Simple words help diagnose mild dementia
A team of national researchers have developed a rapid screening test to detect mild cognitive impairment (MCI).
Three simple-little words, along with a simple drawing, can help diagnose mild cognitive impairment in three minutes. The new screening tool, called the Mini-Cog, was developed by researchers at Emory University’s Woodruff Health Sciences Center. Together with a functional Activities Questionnaire, the Mini-Cog can accurately diagnose mild cognitive impairment (MCI) and undiagnosed dementia, which are often the earliest stages of Alzheimer’s disease.
The new screening instrument, referred to as the MC-FAQ, allowed the researchers to correctly classify the 204 participating elderly individuals as cognitively normal, demented, or mildly cognitively impaired with a high degree of accuracy (83%). Approximately 30% of participants had MCI, and 32% were very mildly demented.
The three little words are penny, apple, and table. A tester recites the three words and then has the patient recall them. Patients were also given a piece of paper with a blank circle and asked to draw a clock that read ten minutes after eleven. The questionnaire was filled out by family members. They rated the patients’ performance on daily activities in four categories ranging from “normal” to “dependent.”
“Since current medications can only delay the onset of Alzheimer’s disease but are not able to reverse its devastating effects, a test like this is key to helping individuals detect this devastating disease earlier and maintain a good quality of life for as long as possible,” said James Lah, M.D., of Emory University School of Medicine, in Atlanta, Georgia, the lead investigator of the study.

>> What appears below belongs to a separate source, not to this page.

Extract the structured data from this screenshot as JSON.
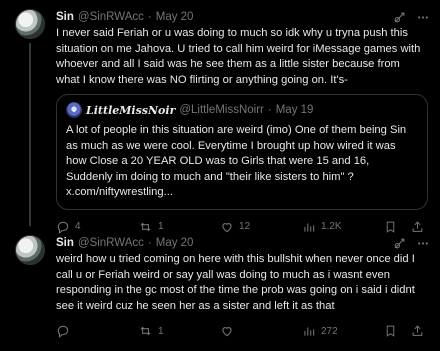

According to Dr. Lah, screening for mild cognitive impairment is difficult and requires up to an hour of neuropsychological testing obtaining an 80 % accurate diagnosis rate. The new, three-minute test was 74 percent accurate in classifying people. “While this may not seem over impressive, it is quite remarkable for a three-minute test,” Dr Lah said, adding that the test was “also extremely inexpensive, easy to administer and score, and requires no special training.” The findings are published in the online edition of the Journal of Alzheimer's Disease.